His audience in the Curran Room at City Hall, their citizenship papers and miniature flags in hand, seemed captivated by the president's high-minded words, which appeared in subtitles across the bottom of the screen.

"Together we are a nation united not by any one culture, ethnicity or ideology but by the principles of opportunity, equality and liberty that are enshrined in our founding documents," Obama said.


"Today marks a very special day in your life. You've traveled a long path to get here. You swore a solemn oath to this country, and now you have all the rights of citizenship.

"With the privileges of citizenship, though, come great responsibilities. And so I ask that you use your freedoms and your talents to contribute to the good of our nation and the world."

At this point, I started to imagine what happens in the next year, with Donald Trump as president.

Trump looms large and heavy over everything these days. As Americans come to grips with his shocking election victory, we try to imagine him in the many roles Obama has served with steady and studied command for eight years — leading the nation out of the Great Recession that he inherited, overseeing the armed forces in a long war against terrorism that he inherited, consoling the nation after mass shootings, including the murder of children at Sandy Hook and the killing of police officers in Dallas.

Now, during a naturalization ceremony, I tried to imagine Trump, a man of severe countenance, the bullish billionaire who as a candidate stoked fears about immigrants, welcoming them as president. It was hard to imagine.

"Always remember," Obama went on. "No dream is impossible. Like the millions of immigrants that have come before you, you have the opportunity to enrich this country through your contributions to civic society, business, culture and your community.

"You can help write the next great chapter in our American story. And together we can keep the beacon that is America burning bright for all the world to see.

"I am proud to welcome you as a new citizen of this country."


The audience — 24 newly naturalized Americans from 17 countries, their relatives and friends — broke into applause.

I had gone to City Hall because I needed to feel good about something, and naturalization ceremonies usually do the trick. I've attended probably a half-dozen of them over the years, including a huge one at Oriole Park, but this was the first time, as my new fellow citizens promised to "bear true faith and allegiance" to the United States, that I thought: I hope they know what they're getting into.

White supremacists just spent the weekend in Washington celebrating Trump's victory, and the president-elect scorched a lot of earth on his way to that victory.

To be clear, Trump, for the most part, did not rail against immigrants who were in the country legally. His alarmist and nativist rants were aimed largely at immigrants here without legal documentation. But he associated the latter group with criminality, called for accelerated deportations — Obama's record on that will be hard to beat — and called specifically for a temporary ban against Muslims entering the country while vowing to build a wall at the border with Mexico.

So while the immigrants assembled at City Hall on Tuesday all played by the rules — they got in line and followed instructions toward citizenship — there's little about the next president that can be said to be welcoming toward outsiders.
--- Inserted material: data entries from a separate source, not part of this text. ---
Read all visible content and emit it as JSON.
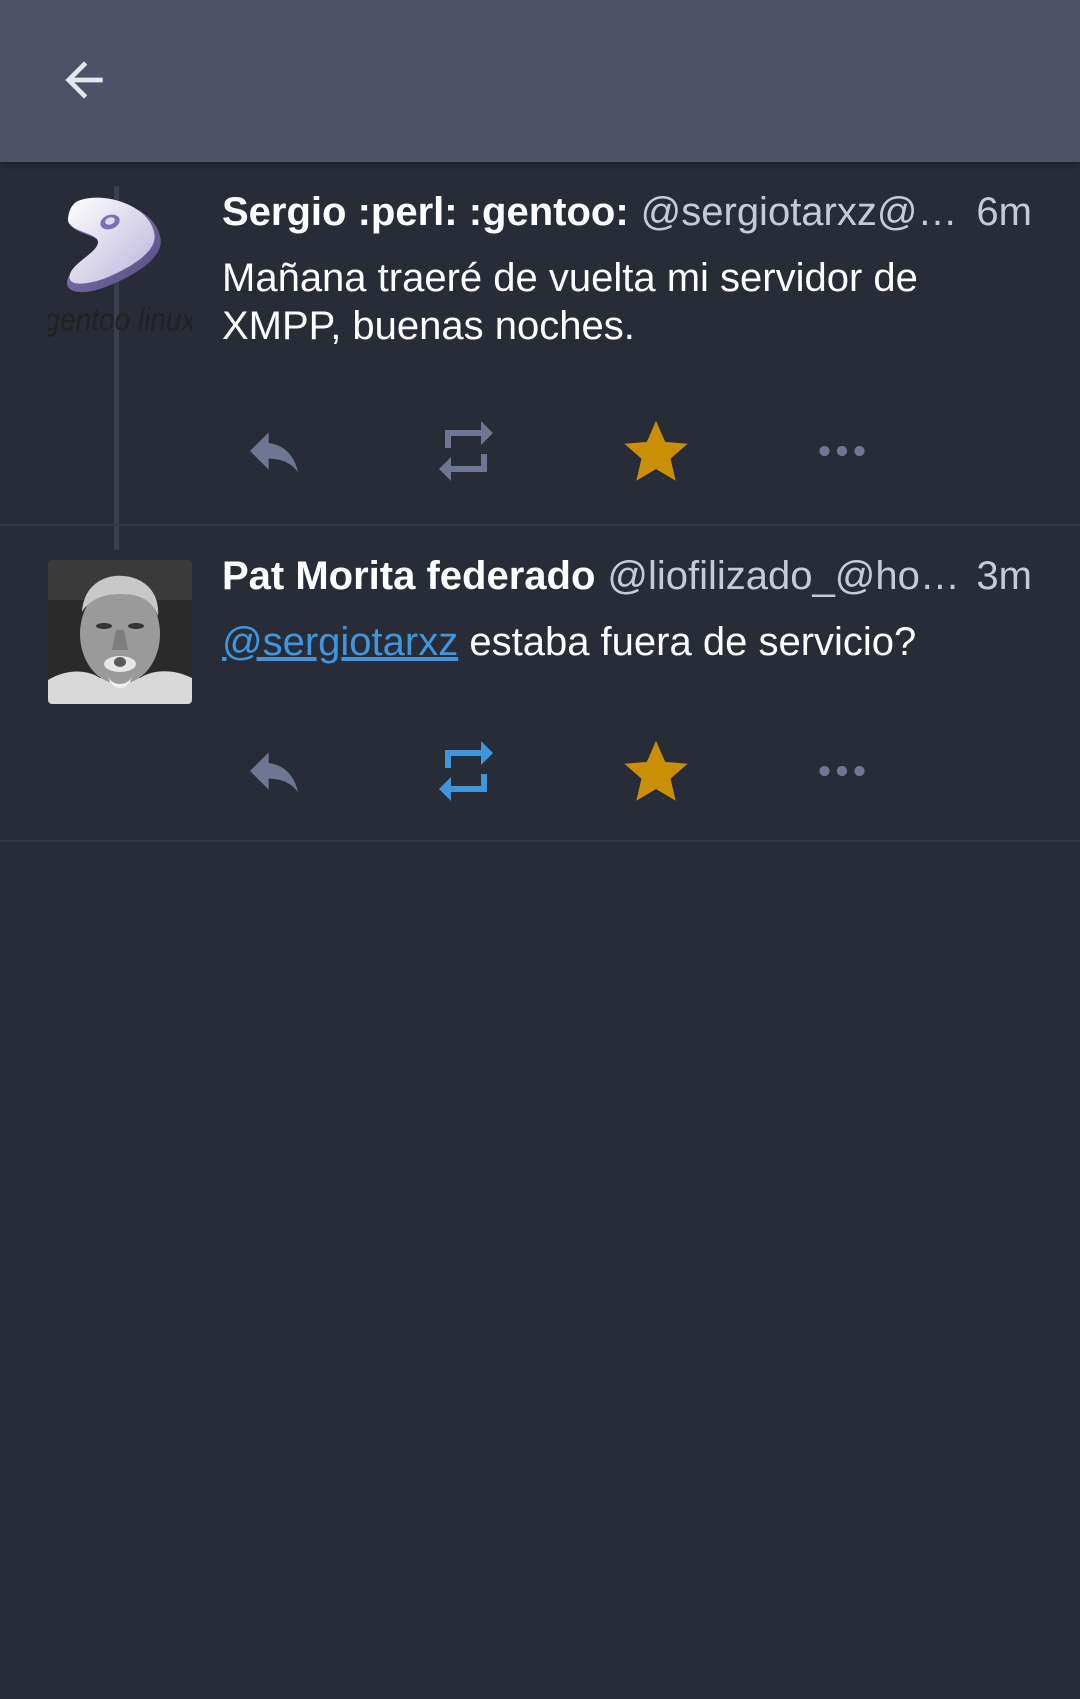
{
  "colors": {
    "background": "#282c37",
    "appbar": "#4d5269",
    "accent_blue": "#3d96de",
    "favourite": "#ca8f04",
    "icon_muted": "#6d7692"
  },
  "appbar": {
    "back_icon": "arrow-left-icon"
  },
  "statuses": [
    {
      "display_name": "Sergio :perl: :gentoo:",
      "acct": "@sergiotarxz@…",
      "time": "6m",
      "avatar_text": "gentoo linux",
      "content": "Mañana traeré de vuelta mi servidor de XMPP, buenas noches.",
      "reblogged": false,
      "favourited": true
    },
    {
      "display_name": "Pat Morita federado",
      "acct": "@liofilizado_@ho…",
      "time": "3m",
      "mention": "@sergiotarxz",
      "content": " estaba fuera de servicio?",
      "reblogged": true,
      "favourited": true
    }
  ]
}
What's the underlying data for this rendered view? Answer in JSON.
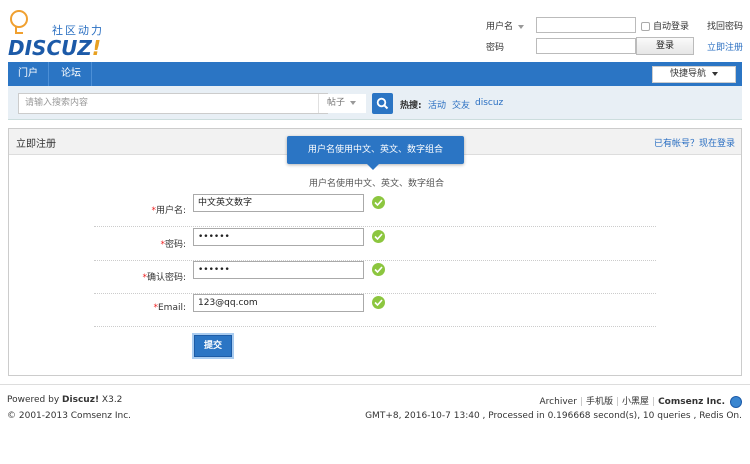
{
  "header": {
    "logo_slogan": "社区动力",
    "logo_word": "DISCUZ",
    "logo_bang": "!",
    "username_label": "用户名",
    "password_label": "密码",
    "auto_login": "自动登录",
    "login_button": "登录",
    "forgot_password": "找回密码",
    "register_link": "立即注册"
  },
  "nav": {
    "items": [
      {
        "label": "门户"
      },
      {
        "label": "论坛"
      }
    ],
    "quick_nav": "快捷导航"
  },
  "search": {
    "placeholder": "请输入搜索内容",
    "type": "帖子",
    "hot_label": "热搜:",
    "hot_links": [
      "活动",
      "交友",
      "discuz"
    ]
  },
  "register": {
    "title": "立即注册",
    "login_link": "已有帐号？现在登录",
    "tooltip": "用户名使用中文、英文、数字组合",
    "hint": "用户名使用中文、英文、数字组合",
    "fields": [
      {
        "label": "用户名:",
        "value": "中文英文数字",
        "required_mark": "*"
      },
      {
        "label": "密码:",
        "value": "••••••",
        "required_mark": "*"
      },
      {
        "label": "确认密码:",
        "value": "••••••",
        "required_mark": "*"
      },
      {
        "label": "Email:",
        "value": "123@qq.com",
        "required_mark": "*"
      }
    ],
    "submit": "提交"
  },
  "footer": {
    "powered_prefix": "Powered by",
    "powered_brand": "Discuz!",
    "powered_version": "X3.2",
    "copyright": "© 2001-2013 Comsenz Inc.",
    "links": [
      "Archiver",
      "手机版",
      "小黑屋"
    ],
    "company": "Comsenz Inc.",
    "stats": "GMT+8, 2016-10-7 13:40 , Processed in 0.196668 second(s), 10 queries , Redis On."
  },
  "colors": {
    "brand_blue": "#2b75c4",
    "link_blue": "#2a6fc2",
    "success_green": "#8cc63f",
    "required_red": "#e22"
  }
}
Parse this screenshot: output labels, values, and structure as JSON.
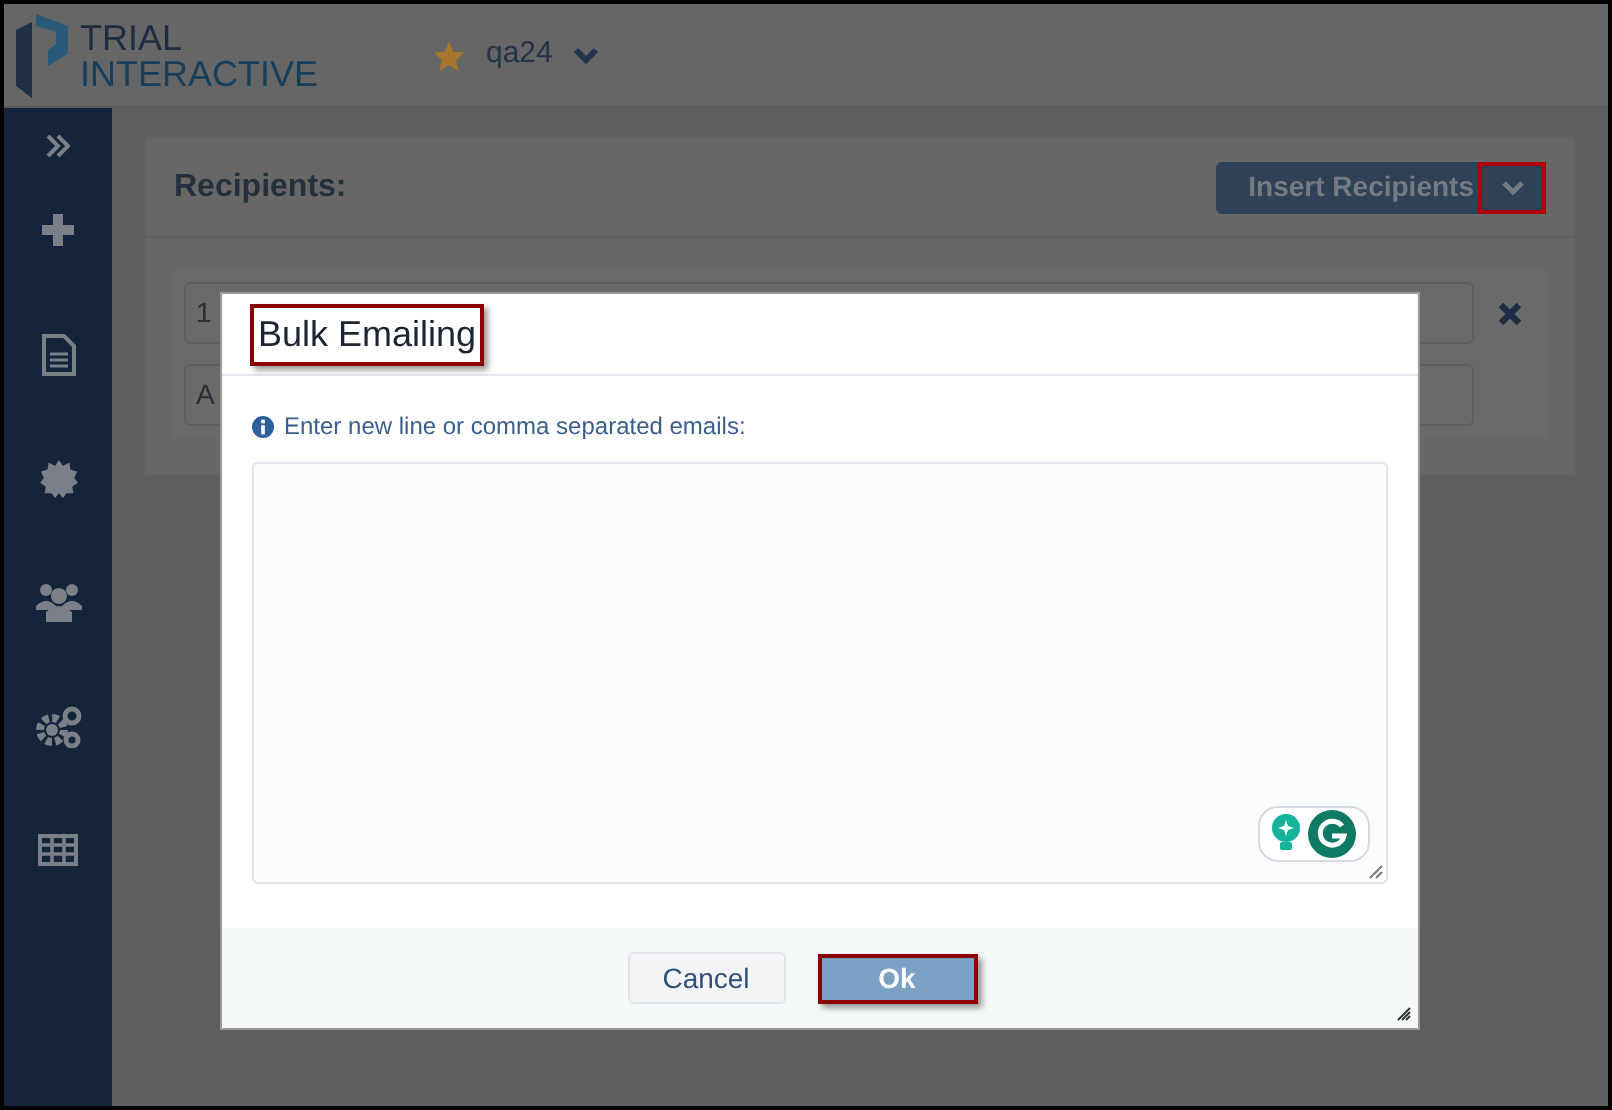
{
  "header": {
    "logo_top": "TRIAL",
    "logo_bottom": "INTERACTIVE",
    "favorite": true,
    "project": "qa24"
  },
  "sidebar": {
    "items": [
      {
        "kind": "expand"
      },
      {
        "kind": "plus"
      },
      {
        "kind": "document"
      },
      {
        "kind": "badge"
      },
      {
        "kind": "users"
      },
      {
        "kind": "gears"
      },
      {
        "kind": "table"
      }
    ]
  },
  "recipients": {
    "title": "Recipients:",
    "insert_button": "Insert Recipients",
    "dropdown_highlighted": true,
    "fields": [
      {
        "value": "1",
        "removable": true
      },
      {
        "value": "A",
        "removable": false
      }
    ]
  },
  "dialog": {
    "title": "Bulk Emailing",
    "title_highlighted": true,
    "hint": "Enter new line or comma separated emails:",
    "buttons": [
      {
        "label": "Cancel",
        "kind": "default",
        "highlighted": false
      },
      {
        "label": "Ok",
        "kind": "primary",
        "highlighted": true
      }
    ]
  }
}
It is hard to imagine him in that video message to new citizens.

Mayor Stephanie Rawlings-Blake, with just two weeks left in office, spoke eloquently at the ceremony, repeating something that became a hallmark of her administration: Baltimore welcomes immigrants, we don't scare them off; we encourage them to seek citizenship and raise their families here. Rawlings-Blake knows that a good part of the city's prospects for population growth — and the nation's productivity — rests on immigrants.


"Our country's diversity has always been our greatest strength," the mayor said, and while that's an article of faith for many of us, it apparently is not as widely accepted as we might like to believe. In fact, it appears that the politics of resentment countered the politics of diversity in the presidential election, by just enough to give us Trump. It's not exactly a feel-good time in America.